Financially Fit

We understand that buying a home is one of the biggest financial decisions you will make. It’s therefore important to make sure you are in the best possible position when making this decision. With the right knowledge and tools, anyone can take control of their finances and build a strong financial foundation. Our tips and strategies for getting financially fit will help you get in shape!

Understand your credit report

Your credit file lists details from any accounts you have opened over the past six years. These include Current accounts, Credit cards, Loans, Overdrafts, Mortgages, some utility companies, and buy now, pay later finance agreements. The main three credit reference agencies in the UK are Experian, Equifax, and TransUnion. Your credit reports can often be downloaded for free within trial periods.

Register to vote

Lenders use electoral roll data to carry out identity checks. These are used to ensure you are who you say you are, that you live where you say you live and that you’re not laundering money. It’s free to register via your local council website. If you’re not a UK, Irish or EU national you’re unable to register on the electoral roll to vote. But you can put a notice of correction on your file, saying you have other proofs of identity and address that you can offer lenders.

Manage your available credit

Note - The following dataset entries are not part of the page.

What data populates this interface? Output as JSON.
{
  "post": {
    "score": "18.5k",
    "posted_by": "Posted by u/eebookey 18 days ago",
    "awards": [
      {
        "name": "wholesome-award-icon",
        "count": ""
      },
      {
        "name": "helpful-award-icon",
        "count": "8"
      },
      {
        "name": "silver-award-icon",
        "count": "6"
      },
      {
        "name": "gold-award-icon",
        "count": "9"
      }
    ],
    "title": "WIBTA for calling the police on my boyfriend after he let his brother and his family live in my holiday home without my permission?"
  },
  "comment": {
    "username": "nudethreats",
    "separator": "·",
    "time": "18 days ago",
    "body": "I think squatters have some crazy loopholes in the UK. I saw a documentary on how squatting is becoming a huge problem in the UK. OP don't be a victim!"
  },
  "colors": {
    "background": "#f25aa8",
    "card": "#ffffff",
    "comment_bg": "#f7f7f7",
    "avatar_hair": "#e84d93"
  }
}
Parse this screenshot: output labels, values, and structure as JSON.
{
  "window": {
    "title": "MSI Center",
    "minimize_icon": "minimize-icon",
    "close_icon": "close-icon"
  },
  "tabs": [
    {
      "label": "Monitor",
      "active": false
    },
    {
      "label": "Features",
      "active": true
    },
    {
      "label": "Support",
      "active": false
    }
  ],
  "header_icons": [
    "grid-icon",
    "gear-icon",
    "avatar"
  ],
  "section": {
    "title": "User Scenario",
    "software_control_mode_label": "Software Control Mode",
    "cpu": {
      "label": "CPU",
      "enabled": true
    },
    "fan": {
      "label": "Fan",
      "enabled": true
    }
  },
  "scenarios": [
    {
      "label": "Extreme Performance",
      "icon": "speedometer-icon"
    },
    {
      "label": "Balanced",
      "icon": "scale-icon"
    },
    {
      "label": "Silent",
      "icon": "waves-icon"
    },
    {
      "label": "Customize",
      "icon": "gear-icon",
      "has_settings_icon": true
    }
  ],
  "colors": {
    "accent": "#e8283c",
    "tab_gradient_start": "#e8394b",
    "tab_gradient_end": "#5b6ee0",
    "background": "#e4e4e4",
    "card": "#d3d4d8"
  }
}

The amount of credit you have available to spend on credit cards and overdrafts. It’s the difference between your combined debit balances on your cards and bank accounts and your combined credit, overdraft limit. Where possible try to keep any debt to no more than 25% – 50% of your available credit. And where possible try to re-pay any debt before applying for a mortgage.

Pay your bills on time

Any missed payments will count against you on your credit file. Ensure to keep up with all repayments on your outgoings. A missed-payment default can count against you for at least a year and will stay on your file for six years. For example, missing one mobile phone payment could make the difference between getting a mortgage and not. It’s a good idea to set up a direct debit just after your payday to make sure payments are made on time and you have the money available.

Joint finances

Ensure you remove any financial associations that are no longer relevant. For example, ex-partners or friends that you may have shared a home with. If you have recently moved from somewhere that has had joint finances, once your finances are no longer linked, write to the credit reference agencies, and ask for a notice of disassociation.

Watch your spending and check your bank statements

Before you make a mortgage application, most lenders will ask to see a minimum of your latest three months’ bank statements. They will check your income matches your payslips and examine your recent spending. Things like casino spending, and online betting could damage your overall profile. Where possible try to stay out of any overdrafts.

Prepare your documents before your mortgage appointment

Your mortgage adviser and lender will want to see proof of your income. Having all the documents prepared and all together will help to speed up the underwriting process.

Document checklist

Other documentation could be requested depending on the mortgage lender.